The following text is Penn President Amy Gutmann’s speech from the launch of the Campaign For Penn Athletics, which took place October 20, 2007 in The Palestra...

It’s always a thrill to come to the Palestra, the mecca of college basketball. Standing here takes me back not only to memorable moments on the hardwood -- including great wins over Princeton -- but also to lasting impressions of all the scholar-athletes I have known in men’s and women’s sports.

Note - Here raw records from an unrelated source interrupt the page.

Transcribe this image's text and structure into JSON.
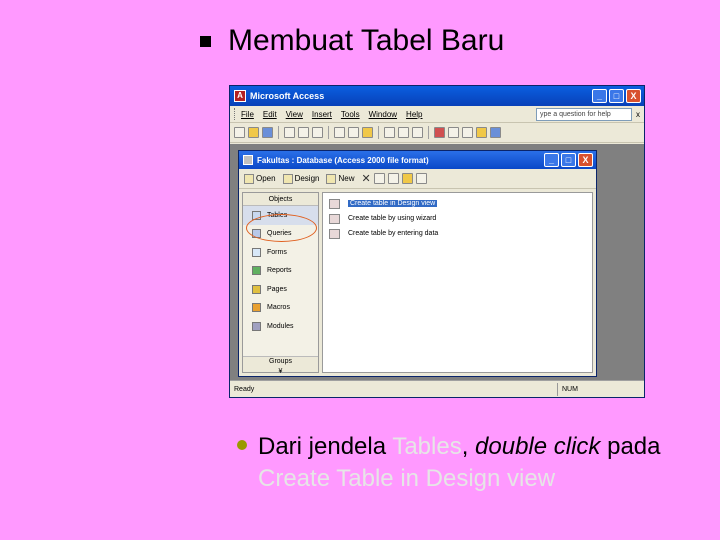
{
  "slide": {
    "title": "Membuat Tabel Baru",
    "bullet": {
      "part1": "Dari jendela ",
      "highlight1": "Tables",
      "part2": ", ",
      "italic": "double click",
      "part3": " pada ",
      "highlight2": "Create Table in Design view"
    }
  },
  "app": {
    "title": "Microsoft Access",
    "logo_letter": "A",
    "window_buttons": [
      "_",
      "□",
      "X"
    ],
    "menu": [
      "File",
      "Edit",
      "View",
      "Insert",
      "Tools",
      "Window",
      "Help"
    ],
    "help_placeholder": "ype a question for help",
    "menu_close": "x",
    "status_left": "Ready",
    "status_right": "NUM"
  },
  "db_window": {
    "title": "Fakultas : Database (Access 2000 file format)",
    "toolbar": {
      "open": "Open",
      "design": "Design",
      "new": "New"
    },
    "objects_header": "Objects",
    "objects": [
      {
        "label": "Tables",
        "color": "#C8D8F0"
      },
      {
        "label": "Queries",
        "color": "#B8C8E8"
      },
      {
        "label": "Forms",
        "color": "#D8E8F8"
      },
      {
        "label": "Reports",
        "color": "#60B060"
      },
      {
        "label": "Pages",
        "color": "#E0C040"
      },
      {
        "label": "Macros",
        "color": "#E8A030"
      },
      {
        "label": "Modules",
        "color": "#A0A0C0"
      }
    ],
    "groups_header": "Groups",
    "groups_arrow": "¥",
    "list": [
      "Create table in Design view",
      "Create table by using wizard",
      "Create table by entering data"
    ]
  },
  "colors": {
    "slide_bg": "#FF99FF",
    "bullet": "#999900",
    "muted_text": "#E6E6E6",
    "highlight_ring": "#E06020",
    "selection": "#316AC5"
  }
}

They remind me that Penn Athletics is about more than just winning games and having fun -- which is great. It’s about learning the value of preparation, hard work, dedication, and persistence. It’s also about living the values of leadership, fair play and teamwork. These values of leadership, fair play, and teamwork are ones that I want Penn to instill in all of our students. So in a very real sense, Penn Athletics focuses on educational values and magnifies the power of a Penn education in realizing those values.

That is nothing new, but these values have never been more important. Throughout Penn’s history, athletics and recreation have helped to shape the lives of our undergraduates, providing wonderful out-of-classroom learning experiences. At Penn, where our mission is to train not just the mind but the whole person, coaches are respected teachers.

Today, we launch a campaign that, first, will create the very best environment and opportunities for our students to flourish during their years at Penn; and, second, to become great future leaders.

What will it take to ensure the success of Penn Athletics going forward?

First, dedicated coaches and athletic department leaders.

Second, fabulous sports and recreational facilities on a par with our classrooms, laboratories, and dormitories.

One of the most exciting features of our campaign -- unrivaled by any of our peers -- is that Penn Athletics is going to help lead the way for our campus development plan, Penn Connects, which includes a major eastward expansion over the next thirty years. The greening of our extended campus will include new athletic fields.

But that’s just the beginning. We will also expand our athletics arena, improve our facilities and programming, deepen and broaden the role of athletics and recreation within the Penn community, and dramatically improve the aesthetics of our campus.

When visitors come from Center City or other points east to campus, they will be greeted by a beautiful urban park and athletics neighborhood that radiates our commitment to the valued place that Athletics holds in the life and culture of Penn.

As we gather here in the Palestra, united in purpose, I know you share with me yet another memory.  The sound of cheers that rattle the roof -- cheers for sons and daughters of Penn performing at their personal best.

Please allow me to take this moment to recognize five sons of Penn who continue to give their personal best to their alma mater and are great leaders for society: Al Shoemaker, George Weiss, John Clark,  Jim Dunning, and Marc Werner.
I want to say a few words in particular about a man who delivers in the clutch for Penn time after time after time after time: the chair of Penn’s campaign, George Weiss!

George is the kind of leader who is always at his best -- whether he is leading his fund management firm, or working with disadvantaged students through his “Say Yes to Education” program, or taking his Tae Kwon Do skills to an Olympic level, or supporting financial aid and athletics at Penn.

Let’s hear it for our friend, our partner in elevating Penn to previously unfathomable heights and amazing new vistas ... a winner in every arena, George Weiss!

Right now, the Palestra is jammed with winners whose commitment and generosity will keep Penn Athletics in championship form. I particularly want to thank all of you who have already supported this campaign with your generous gifts. You are helping Penn Athletics secure its place as the class of the Ivy League for the 21st century.

This is Penn’s moment. We have 12 magnificent schools and six great centers working together on one close-knit campus. We are dynamically connected not only to each other but to the people in our neighborhood and across the world. And we are united in our fanatic devotion to our beloved Penn Quakers.

No wonder I am confident that we will make Penn the very best urban teaching and research university in the world.

Go, Quakers!